§ Exercise details
Print out each entry below exactly; do not carry over any image.

Exercise material below:

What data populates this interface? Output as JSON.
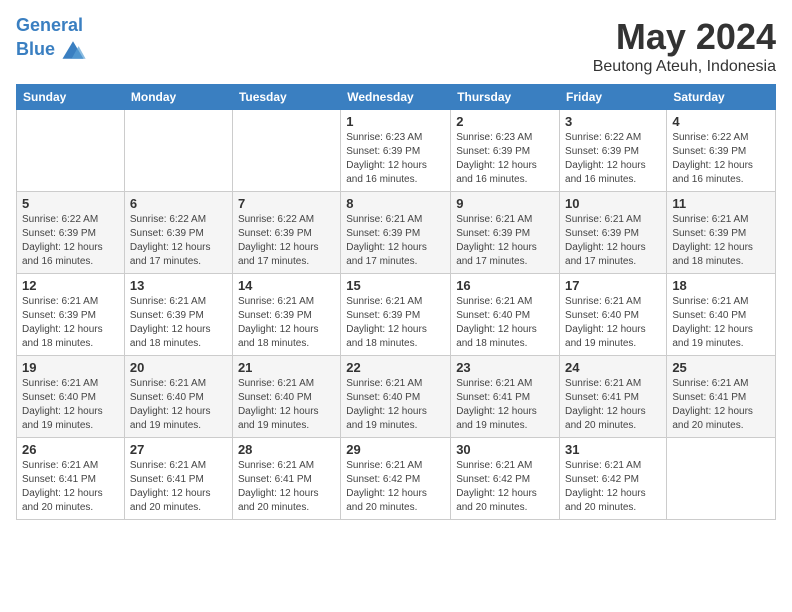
{
  "header": {
    "logo_line1": "General",
    "logo_line2": "Blue",
    "month_title": "May 2024",
    "location": "Beutong Ateuh, Indonesia"
  },
  "days_of_week": [
    "Sunday",
    "Monday",
    "Tuesday",
    "Wednesday",
    "Thursday",
    "Friday",
    "Saturday"
  ],
  "weeks": [
    [
      {
        "day": "",
        "info": ""
      },
      {
        "day": "",
        "info": ""
      },
      {
        "day": "",
        "info": ""
      },
      {
        "day": "1",
        "info": "Sunrise: 6:23 AM\nSunset: 6:39 PM\nDaylight: 12 hours and 16 minutes."
      },
      {
        "day": "2",
        "info": "Sunrise: 6:23 AM\nSunset: 6:39 PM\nDaylight: 12 hours and 16 minutes."
      },
      {
        "day": "3",
        "info": "Sunrise: 6:22 AM\nSunset: 6:39 PM\nDaylight: 12 hours and 16 minutes."
      },
      {
        "day": "4",
        "info": "Sunrise: 6:22 AM\nSunset: 6:39 PM\nDaylight: 12 hours and 16 minutes."
      }
    ],
    [
      {
        "day": "5",
        "info": "Sunrise: 6:22 AM\nSunset: 6:39 PM\nDaylight: 12 hours and 16 minutes."
      },
      {
        "day": "6",
        "info": "Sunrise: 6:22 AM\nSunset: 6:39 PM\nDaylight: 12 hours and 17 minutes."
      },
      {
        "day": "7",
        "info": "Sunrise: 6:22 AM\nSunset: 6:39 PM\nDaylight: 12 hours and 17 minutes."
      },
      {
        "day": "8",
        "info": "Sunrise: 6:21 AM\nSunset: 6:39 PM\nDaylight: 12 hours and 17 minutes."
      },
      {
        "day": "9",
        "info": "Sunrise: 6:21 AM\nSunset: 6:39 PM\nDaylight: 12 hours and 17 minutes."
      },
      {
        "day": "10",
        "info": "Sunrise: 6:21 AM\nSunset: 6:39 PM\nDaylight: 12 hours and 17 minutes."
      },
      {
        "day": "11",
        "info": "Sunrise: 6:21 AM\nSunset: 6:39 PM\nDaylight: 12 hours and 18 minutes."
      }
    ],
    [
      {
        "day": "12",
        "info": "Sunrise: 6:21 AM\nSunset: 6:39 PM\nDaylight: 12 hours and 18 minutes."
      },
      {
        "day": "13",
        "info": "Sunrise: 6:21 AM\nSunset: 6:39 PM\nDaylight: 12 hours and 18 minutes."
      },
      {
        "day": "14",
        "info": "Sunrise: 6:21 AM\nSunset: 6:39 PM\nDaylight: 12 hours and 18 minutes."
      },
      {
        "day": "15",
        "info": "Sunrise: 6:21 AM\nSunset: 6:39 PM\nDaylight: 12 hours and 18 minutes."
      },
      {
        "day": "16",
        "info": "Sunrise: 6:21 AM\nSunset: 6:40 PM\nDaylight: 12 hours and 18 minutes."
      },
      {
        "day": "17",
        "info": "Sunrise: 6:21 AM\nSunset: 6:40 PM\nDaylight: 12 hours and 19 minutes."
      },
      {
        "day": "18",
        "info": "Sunrise: 6:21 AM\nSunset: 6:40 PM\nDaylight: 12 hours and 19 minutes."
      }
    ],
    [
      {
        "day": "19",
        "info": "Sunrise: 6:21 AM\nSunset: 6:40 PM\nDaylight: 12 hours and 19 minutes."
      },
      {
        "day": "20",
        "info": "Sunrise: 6:21 AM\nSunset: 6:40 PM\nDaylight: 12 hours and 19 minutes."
      },
      {
        "day": "21",
        "info": "Sunrise: 6:21 AM\nSunset: 6:40 PM\nDaylight: 12 hours and 19 minutes."
      },
      {
        "day": "22",
        "info": "Sunrise: 6:21 AM\nSunset: 6:40 PM\nDaylight: 12 hours and 19 minutes."
      },
      {
        "day": "23",
        "info": "Sunrise: 6:21 AM\nSunset: 6:41 PM\nDaylight: 12 hours and 19 minutes."
      },
      {
        "day": "24",
        "info": "Sunrise: 6:21 AM\nSunset: 6:41 PM\nDaylight: 12 hours and 20 minutes."
      },
      {
        "day": "25",
        "info": "Sunrise: 6:21 AM\nSunset: 6:41 PM\nDaylight: 12 hours and 20 minutes."
      }
    ],
    [
      {
        "day": "26",
        "info": "Sunrise: 6:21 AM\nSunset: 6:41 PM\nDaylight: 12 hours and 20 minutes."
      },
      {
        "day": "27",
        "info": "Sunrise: 6:21 AM\nSunset: 6:41 PM\nDaylight: 12 hours and 20 minutes."
      },
      {
        "day": "28",
        "info": "Sunrise: 6:21 AM\nSunset: 6:41 PM\nDaylight: 12 hours and 20 minutes."
      },
      {
        "day": "29",
        "info": "Sunrise: 6:21 AM\nSunset: 6:42 PM\nDaylight: 12 hours and 20 minutes."
      },
      {
        "day": "30",
        "info": "Sunrise: 6:21 AM\nSunset: 6:42 PM\nDaylight: 12 hours and 20 minutes."
      },
      {
        "day": "31",
        "info": "Sunrise: 6:21 AM\nSunset: 6:42 PM\nDaylight: 12 hours and 20 minutes."
      },
      {
        "day": "",
        "info": ""
      }
    ]
  ]
}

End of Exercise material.

§ Exercise response
What data populates this interface? Output as JSON.
{
  "header": {
    "logo_line1": "General",
    "logo_line2": "Blue",
    "month_title": "May 2024",
    "location": "Beutong Ateuh, Indonesia"
  },
  "days_of_week": [
    "Sunday",
    "Monday",
    "Tuesday",
    "Wednesday",
    "Thursday",
    "Friday",
    "Saturday"
  ],
  "weeks": [
    [
      {
        "day": "",
        "info": ""
      },
      {
        "day": "",
        "info": ""
      },
      {
        "day": "",
        "info": ""
      },
      {
        "day": "1",
        "info": "Sunrise: 6:23 AM\nSunset: 6:39 PM\nDaylight: 12 hours and 16 minutes."
      },
      {
        "day": "2",
        "info": "Sunrise: 6:23 AM\nSunset: 6:39 PM\nDaylight: 12 hours and 16 minutes."
      },
      {
        "day": "3",
        "info": "Sunrise: 6:22 AM\nSunset: 6:39 PM\nDaylight: 12 hours and 16 minutes."
      },
      {
        "day": "4",
        "info": "Sunrise: 6:22 AM\nSunset: 6:39 PM\nDaylight: 12 hours and 16 minutes."
      }
    ],
    [
      {
        "day": "5",
        "info": "Sunrise: 6:22 AM\nSunset: 6:39 PM\nDaylight: 12 hours and 16 minutes."
      },
      {
        "day": "6",
        "info": "Sunrise: 6:22 AM\nSunset: 6:39 PM\nDaylight: 12 hours and 17 minutes."
      },
      {
        "day": "7",
        "info": "Sunrise: 6:22 AM\nSunset: 6:39 PM\nDaylight: 12 hours and 17 minutes."
      },
      {
        "day": "8",
        "info": "Sunrise: 6:21 AM\nSunset: 6:39 PM\nDaylight: 12 hours and 17 minutes."
      },
      {
        "day": "9",
        "info": "Sunrise: 6:21 AM\nSunset: 6:39 PM\nDaylight: 12 hours and 17 minutes."
      },
      {
        "day": "10",
        "info": "Sunrise: 6:21 AM\nSunset: 6:39 PM\nDaylight: 12 hours and 17 minutes."
      },
      {
        "day": "11",
        "info": "Sunrise: 6:21 AM\nSunset: 6:39 PM\nDaylight: 12 hours and 18 minutes."
      }
    ],
    [
      {
        "day": "12",
        "info": "Sunrise: 6:21 AM\nSunset: 6:39 PM\nDaylight: 12 hours and 18 minutes."
      },
      {
        "day": "13",
        "info": "Sunrise: 6:21 AM\nSunset: 6:39 PM\nDaylight: 12 hours and 18 minutes."
      },
      {
        "day": "14",
        "info": "Sunrise: 6:21 AM\nSunset: 6:39 PM\nDaylight: 12 hours and 18 minutes."
      },
      {
        "day": "15",
        "info": "Sunrise: 6:21 AM\nSunset: 6:39 PM\nDaylight: 12 hours and 18 minutes."
      },
      {
        "day": "16",
        "info": "Sunrise: 6:21 AM\nSunset: 6:40 PM\nDaylight: 12 hours and 18 minutes."
      },
      {
        "day": "17",
        "info": "Sunrise: 6:21 AM\nSunset: 6:40 PM\nDaylight: 12 hours and 19 minutes."
      },
      {
        "day": "18",
        "info": "Sunrise: 6:21 AM\nSunset: 6:40 PM\nDaylight: 12 hours and 19 minutes."
      }
    ],
    [
      {
        "day": "19",
        "info": "Sunrise: 6:21 AM\nSunset: 6:40 PM\nDaylight: 12 hours and 19 minutes."
      },
      {
        "day": "20",
        "info": "Sunrise: 6:21 AM\nSunset: 6:40 PM\nDaylight: 12 hours and 19 minutes."
      },
      {
        "day": "21",
        "info": "Sunrise: 6:21 AM\nSunset: 6:40 PM\nDaylight: 12 hours and 19 minutes."
      },
      {
        "day": "22",
        "info": "Sunrise: 6:21 AM\nSunset: 6:40 PM\nDaylight: 12 hours and 19 minutes."
      },
      {
        "day": "23",
        "info": "Sunrise: 6:21 AM\nSunset: 6:41 PM\nDaylight: 12 hours and 19 minutes."
      },
      {
        "day": "24",
        "info": "Sunrise: 6:21 AM\nSunset: 6:41 PM\nDaylight: 12 hours and 20 minutes."
      },
      {
        "day": "25",
        "info": "Sunrise: 6:21 AM\nSunset: 6:41 PM\nDaylight: 12 hours and 20 minutes."
      }
    ],
    [
      {
        "day": "26",
        "info": "Sunrise: 6:21 AM\nSunset: 6:41 PM\nDaylight: 12 hours and 20 minutes."
      },
      {
        "day": "27",
        "info": "Sunrise: 6:21 AM\nSunset: 6:41 PM\nDaylight: 12 hours and 20 minutes."
      },
      {
        "day": "28",
        "info": "Sunrise: 6:21 AM\nSunset: 6:41 PM\nDaylight: 12 hours and 20 minutes."
      },
      {
        "day": "29",
        "info": "Sunrise: 6:21 AM\nSunset: 6:42 PM\nDaylight: 12 hours and 20 minutes."
      },
      {
        "day": "30",
        "info": "Sunrise: 6:21 AM\nSunset: 6:42 PM\nDaylight: 12 hours and 20 minutes."
      },
      {
        "day": "31",
        "info": "Sunrise: 6:21 AM\nSunset: 6:42 PM\nDaylight: 12 hours and 20 minutes."
      },
      {
        "day": "",
        "info": ""
      }
    ]
  ]
}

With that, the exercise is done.